Six Amazing Shells on Anna Maria Island

Anna Maria Island is a seven-mile strip of pure bliss. You get crystal clear waters, several white sand beaches, a healthy dose of that unbeatable Florida sunshine, as well as a slew of activities and attractions that you just can’t find anywhere else.

Head to Bean Point, Coquina Beach or Manatee Public Beach if you’re a beach bum, or if that’s not your thing, you can try boutique shopping at the Anna Maria Pine Avenue and go hiking at the nearby Perico or Robinson Preserves.

There’s a little bit of everything for everyone. What many don’t know is that the beaches of Anna Maria Island are also a top location for rare Florida seashells on the Gulf Coast.

It’s one of the most underrated activities that you can do on the island. It costs nothing but time, it’s fun for all ages, and it all results in some beautiful keepsakes that will remind you of your vacation for years to come.

We highly recommend it, and in this seashell guide, you will find some of the shells that you need to watch out for when you’re beachcombing in the island, details on how to identify seashells on Anna Maria Island, as well as the top spots to look for shells.

Six Amazing Shells on Anna Maria Island || Lizzie Lu's Island Retreat

Where to Shell on AMI

Simply head out to any of the beaches on Anna Maria Island for some great shelling opportunities.

Holmes Beach and Coquina Beach are both excellent options, as well as the other less populated beach access points along the Gulf. Bayfront Park and Bean Point on the north are also great areas to find some of the larger shells at low tide.

Go in the early morning at daybreak for the best chance to grab the rare Florida seashells. Don’t be afraid to dig a bit and get into the shallow water to find some of the best shells.

All you really need is a bucket, small shovel or spade and sunscreen, and water shoes if you plan on getting into the shallow water. This AMI seashell identification guide below will help you with finding your preferred types of shells on the beach.

1. Cockle Shell

The cockle shell’s distinctive rounded fan shape is familiar to most people. A great cockle shell is one that is perfectly symmetrical, with radial, evenly-spaced “ribs” emanating out from the narrow tip of the shell.

2. Lightning Whelk Shell

These shells can grow up to 16 inches long. Because of its spectacular length, the lightning whelk shell was used by island natives as tools and material for lamps. They were also consumed as food. You can usually identify lightning whelk by its size, and also by its left-handed spiral shape.

3. Lettered Olive Shell

Smooth, cylindrical, shiny, and with a spire-shaped tip, the lettered olive shell is a very interesting shell to look at. Lettered olive shells are usually washed up by the water, so you can sometimes see these on shallow sand flats, or on the shore.

4. Coquina Shell

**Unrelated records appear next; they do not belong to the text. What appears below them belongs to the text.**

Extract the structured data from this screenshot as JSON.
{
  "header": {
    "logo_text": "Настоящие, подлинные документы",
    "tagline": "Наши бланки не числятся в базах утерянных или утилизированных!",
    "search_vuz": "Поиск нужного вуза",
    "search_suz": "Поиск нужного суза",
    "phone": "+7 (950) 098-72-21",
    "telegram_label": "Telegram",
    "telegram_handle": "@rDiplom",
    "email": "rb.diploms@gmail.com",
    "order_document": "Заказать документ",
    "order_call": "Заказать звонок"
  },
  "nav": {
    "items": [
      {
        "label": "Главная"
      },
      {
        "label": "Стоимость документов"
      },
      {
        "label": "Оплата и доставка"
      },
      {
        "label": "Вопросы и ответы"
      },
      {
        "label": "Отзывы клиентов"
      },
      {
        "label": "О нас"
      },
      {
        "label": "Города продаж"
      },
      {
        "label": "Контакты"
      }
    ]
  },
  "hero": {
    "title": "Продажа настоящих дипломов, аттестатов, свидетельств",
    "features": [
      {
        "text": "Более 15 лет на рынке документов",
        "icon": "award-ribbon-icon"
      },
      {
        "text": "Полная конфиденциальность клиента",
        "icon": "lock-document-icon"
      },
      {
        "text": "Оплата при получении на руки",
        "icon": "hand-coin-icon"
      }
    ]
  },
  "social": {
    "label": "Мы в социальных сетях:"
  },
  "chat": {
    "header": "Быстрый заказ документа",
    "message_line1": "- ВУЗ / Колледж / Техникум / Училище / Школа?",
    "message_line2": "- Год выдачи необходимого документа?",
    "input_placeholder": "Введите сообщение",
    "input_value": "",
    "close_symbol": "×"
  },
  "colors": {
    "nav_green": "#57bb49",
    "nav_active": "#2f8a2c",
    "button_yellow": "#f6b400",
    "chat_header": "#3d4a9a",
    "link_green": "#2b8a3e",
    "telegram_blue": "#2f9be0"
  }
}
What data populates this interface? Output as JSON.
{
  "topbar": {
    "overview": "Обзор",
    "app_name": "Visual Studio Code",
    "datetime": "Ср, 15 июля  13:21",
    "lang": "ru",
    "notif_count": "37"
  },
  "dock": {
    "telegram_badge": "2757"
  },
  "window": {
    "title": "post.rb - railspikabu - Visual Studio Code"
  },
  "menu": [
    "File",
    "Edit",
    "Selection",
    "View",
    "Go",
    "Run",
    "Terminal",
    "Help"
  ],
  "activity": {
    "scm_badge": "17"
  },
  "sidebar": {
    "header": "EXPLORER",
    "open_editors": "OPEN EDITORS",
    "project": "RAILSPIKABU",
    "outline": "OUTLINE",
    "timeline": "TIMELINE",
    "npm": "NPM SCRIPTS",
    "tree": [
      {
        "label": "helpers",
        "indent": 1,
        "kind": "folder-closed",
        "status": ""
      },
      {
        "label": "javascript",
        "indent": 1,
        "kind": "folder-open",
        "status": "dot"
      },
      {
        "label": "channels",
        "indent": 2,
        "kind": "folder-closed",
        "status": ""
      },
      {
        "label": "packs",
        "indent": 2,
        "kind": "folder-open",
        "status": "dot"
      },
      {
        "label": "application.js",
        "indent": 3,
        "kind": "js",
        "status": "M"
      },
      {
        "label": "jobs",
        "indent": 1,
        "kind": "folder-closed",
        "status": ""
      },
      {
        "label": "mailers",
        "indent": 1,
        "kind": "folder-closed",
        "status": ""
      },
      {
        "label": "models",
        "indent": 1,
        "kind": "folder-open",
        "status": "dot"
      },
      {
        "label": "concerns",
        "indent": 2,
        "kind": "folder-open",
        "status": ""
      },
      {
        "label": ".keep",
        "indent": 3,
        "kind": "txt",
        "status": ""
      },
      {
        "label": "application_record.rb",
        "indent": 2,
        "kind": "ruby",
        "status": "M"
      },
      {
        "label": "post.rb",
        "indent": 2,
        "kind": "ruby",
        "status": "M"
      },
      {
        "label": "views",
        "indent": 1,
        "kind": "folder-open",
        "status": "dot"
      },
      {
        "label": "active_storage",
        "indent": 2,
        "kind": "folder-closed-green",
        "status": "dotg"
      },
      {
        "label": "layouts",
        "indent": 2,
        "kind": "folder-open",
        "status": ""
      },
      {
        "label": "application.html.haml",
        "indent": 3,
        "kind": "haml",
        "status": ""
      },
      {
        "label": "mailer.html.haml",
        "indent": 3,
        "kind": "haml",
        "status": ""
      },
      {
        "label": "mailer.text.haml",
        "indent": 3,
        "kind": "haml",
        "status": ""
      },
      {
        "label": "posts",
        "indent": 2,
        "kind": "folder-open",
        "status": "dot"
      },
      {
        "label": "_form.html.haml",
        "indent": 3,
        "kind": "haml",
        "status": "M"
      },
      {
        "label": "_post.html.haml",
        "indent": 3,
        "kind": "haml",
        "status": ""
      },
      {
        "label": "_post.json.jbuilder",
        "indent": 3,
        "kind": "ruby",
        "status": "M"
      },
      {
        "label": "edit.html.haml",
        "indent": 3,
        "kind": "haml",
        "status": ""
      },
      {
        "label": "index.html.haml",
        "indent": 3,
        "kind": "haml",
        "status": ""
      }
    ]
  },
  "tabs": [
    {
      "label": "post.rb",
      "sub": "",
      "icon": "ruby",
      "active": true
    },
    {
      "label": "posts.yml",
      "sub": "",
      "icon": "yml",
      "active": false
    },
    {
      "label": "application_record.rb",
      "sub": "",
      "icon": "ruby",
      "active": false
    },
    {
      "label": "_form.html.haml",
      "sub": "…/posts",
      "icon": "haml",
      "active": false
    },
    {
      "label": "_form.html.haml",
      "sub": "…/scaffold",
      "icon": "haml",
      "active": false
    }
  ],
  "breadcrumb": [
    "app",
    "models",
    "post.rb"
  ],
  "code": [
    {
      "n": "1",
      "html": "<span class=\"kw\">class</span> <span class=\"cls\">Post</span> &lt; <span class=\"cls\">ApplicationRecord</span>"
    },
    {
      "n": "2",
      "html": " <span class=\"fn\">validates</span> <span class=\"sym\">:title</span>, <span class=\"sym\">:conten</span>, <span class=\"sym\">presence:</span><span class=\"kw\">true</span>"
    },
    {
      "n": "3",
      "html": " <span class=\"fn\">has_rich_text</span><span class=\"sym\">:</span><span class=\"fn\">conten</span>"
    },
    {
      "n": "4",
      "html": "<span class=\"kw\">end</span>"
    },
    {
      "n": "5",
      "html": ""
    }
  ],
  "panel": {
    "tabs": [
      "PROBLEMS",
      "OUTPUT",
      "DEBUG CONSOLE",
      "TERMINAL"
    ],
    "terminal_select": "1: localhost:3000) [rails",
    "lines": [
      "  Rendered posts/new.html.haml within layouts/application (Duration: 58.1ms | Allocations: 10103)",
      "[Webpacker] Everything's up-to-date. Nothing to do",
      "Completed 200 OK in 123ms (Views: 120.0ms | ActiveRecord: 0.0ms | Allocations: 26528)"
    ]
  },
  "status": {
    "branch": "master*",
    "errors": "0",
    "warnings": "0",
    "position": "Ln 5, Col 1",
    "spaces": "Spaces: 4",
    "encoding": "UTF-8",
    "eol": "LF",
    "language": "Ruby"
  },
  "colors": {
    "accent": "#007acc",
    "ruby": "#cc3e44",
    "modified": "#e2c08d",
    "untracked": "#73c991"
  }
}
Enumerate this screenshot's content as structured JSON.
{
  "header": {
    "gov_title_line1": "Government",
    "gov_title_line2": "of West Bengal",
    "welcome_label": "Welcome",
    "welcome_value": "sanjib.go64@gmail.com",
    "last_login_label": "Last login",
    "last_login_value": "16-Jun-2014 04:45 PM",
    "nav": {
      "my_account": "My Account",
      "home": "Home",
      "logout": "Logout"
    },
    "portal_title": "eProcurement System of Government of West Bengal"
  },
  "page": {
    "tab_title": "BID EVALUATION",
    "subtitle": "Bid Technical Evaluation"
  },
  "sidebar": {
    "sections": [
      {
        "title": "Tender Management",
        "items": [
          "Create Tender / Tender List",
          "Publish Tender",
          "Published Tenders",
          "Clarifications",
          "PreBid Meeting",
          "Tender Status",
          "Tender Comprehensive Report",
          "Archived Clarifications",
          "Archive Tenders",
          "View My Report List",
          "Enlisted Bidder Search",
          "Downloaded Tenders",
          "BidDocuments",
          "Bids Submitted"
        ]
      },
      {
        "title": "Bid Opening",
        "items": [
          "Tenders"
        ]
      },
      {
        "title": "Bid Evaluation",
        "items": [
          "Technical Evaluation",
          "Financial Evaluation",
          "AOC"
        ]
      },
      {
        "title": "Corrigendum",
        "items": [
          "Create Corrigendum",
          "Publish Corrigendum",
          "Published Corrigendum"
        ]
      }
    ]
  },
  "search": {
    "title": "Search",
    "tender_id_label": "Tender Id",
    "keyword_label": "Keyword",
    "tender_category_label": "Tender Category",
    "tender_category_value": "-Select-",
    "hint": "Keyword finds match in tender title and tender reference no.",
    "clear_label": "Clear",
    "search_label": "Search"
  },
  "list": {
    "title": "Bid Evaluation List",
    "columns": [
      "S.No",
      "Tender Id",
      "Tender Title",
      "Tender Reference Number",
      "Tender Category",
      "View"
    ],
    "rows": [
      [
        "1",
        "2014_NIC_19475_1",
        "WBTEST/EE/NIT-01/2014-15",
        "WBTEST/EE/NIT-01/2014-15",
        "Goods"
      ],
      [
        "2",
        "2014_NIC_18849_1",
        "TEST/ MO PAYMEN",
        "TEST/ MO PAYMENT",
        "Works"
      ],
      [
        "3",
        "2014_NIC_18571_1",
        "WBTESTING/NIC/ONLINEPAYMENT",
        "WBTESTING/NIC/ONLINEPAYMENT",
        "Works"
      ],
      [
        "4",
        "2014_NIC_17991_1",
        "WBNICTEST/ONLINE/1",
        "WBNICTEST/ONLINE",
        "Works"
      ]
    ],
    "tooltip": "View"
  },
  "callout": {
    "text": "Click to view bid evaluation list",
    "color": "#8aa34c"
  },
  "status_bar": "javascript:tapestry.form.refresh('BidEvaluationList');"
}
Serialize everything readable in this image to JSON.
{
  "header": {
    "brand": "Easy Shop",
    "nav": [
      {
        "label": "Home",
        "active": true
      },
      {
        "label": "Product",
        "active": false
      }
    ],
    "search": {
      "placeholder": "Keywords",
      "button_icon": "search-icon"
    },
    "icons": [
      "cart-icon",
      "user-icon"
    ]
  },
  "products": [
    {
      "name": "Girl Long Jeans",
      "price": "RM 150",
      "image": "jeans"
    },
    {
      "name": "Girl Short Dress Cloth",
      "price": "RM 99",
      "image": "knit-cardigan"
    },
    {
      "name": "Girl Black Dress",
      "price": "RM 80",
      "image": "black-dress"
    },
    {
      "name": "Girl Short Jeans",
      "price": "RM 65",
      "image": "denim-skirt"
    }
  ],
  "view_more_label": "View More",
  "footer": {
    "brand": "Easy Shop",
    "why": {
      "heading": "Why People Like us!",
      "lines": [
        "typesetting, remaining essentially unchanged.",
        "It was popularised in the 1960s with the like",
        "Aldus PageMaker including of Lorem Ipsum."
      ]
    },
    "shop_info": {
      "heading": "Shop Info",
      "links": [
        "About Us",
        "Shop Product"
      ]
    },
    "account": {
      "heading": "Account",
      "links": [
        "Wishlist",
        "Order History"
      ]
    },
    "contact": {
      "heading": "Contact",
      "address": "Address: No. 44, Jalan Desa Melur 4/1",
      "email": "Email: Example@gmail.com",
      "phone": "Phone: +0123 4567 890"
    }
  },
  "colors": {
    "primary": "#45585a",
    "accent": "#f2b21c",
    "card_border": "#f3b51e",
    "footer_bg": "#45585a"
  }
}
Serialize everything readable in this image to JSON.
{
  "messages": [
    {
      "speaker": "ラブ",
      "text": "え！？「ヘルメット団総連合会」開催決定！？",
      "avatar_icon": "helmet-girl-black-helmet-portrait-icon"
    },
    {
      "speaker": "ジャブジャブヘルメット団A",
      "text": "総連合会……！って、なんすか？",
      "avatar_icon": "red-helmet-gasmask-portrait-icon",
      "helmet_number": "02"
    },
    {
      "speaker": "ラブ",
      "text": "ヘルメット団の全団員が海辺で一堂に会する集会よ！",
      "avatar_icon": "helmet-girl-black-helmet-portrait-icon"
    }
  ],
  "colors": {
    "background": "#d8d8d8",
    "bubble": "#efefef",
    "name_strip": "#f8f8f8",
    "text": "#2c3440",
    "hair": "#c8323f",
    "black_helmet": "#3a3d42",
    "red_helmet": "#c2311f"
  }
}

Tiny, cute, and very colorful- that’s what coquina shells are. Their size is no bigger than a dime, and they come with a whole variety of colors and patterns. Some people collect the empty shells to use as home decorations. If you sit right where the water hits the shore, you normally will see tiny ones digging in the sand after the water washes over them.

5. Banded Tulip Shell

The banded tulip shell is named after the prominent colored bands that can be seen on its exterior. These bands commonly appear as red (or blue, in some rare cases) and give the shell its name. You can see lots of banded tulip shells near muddy sand.

6. Junonia Shell

The Junonia shell is one of the rarest shells that you will come across as a beachcomber. Due to its beauty, it is highly prized by shell collectors. The outer chamber of the Junonia shell has an off-white or milky white color and is covered with prominent brown spots.

Tips To Remember When Shelling

  • It’s best to go shelling after a high tide, at daybreak.
  • Wear water shoes to protect your feet when you’re shelling in shallow waters.
  • Leave living shells alone. Check to see if there’s a living creature inside the shells that you pick up. Only pick up shells that are dead or empty. Remember that brown sand dollars are living animals, so don’t collect these.
  • Leave only footprints and keep the beaches of AMI beautiful!

This guide will get you started with shelling on AMI. For any questions about accommodations, please don’t hesitate to call us, or if you’re ready to grab an amazing vacation rental, request an instate quote anytime directly on our website.

We can help you plan the perfect trip to Anna Maria Island whether you are traveling by yourself, as a couple or with your family or friends.

Contact

  • 6000 Marina Drive
    Holmes Beach, FL 34217 USA
    941-782-8152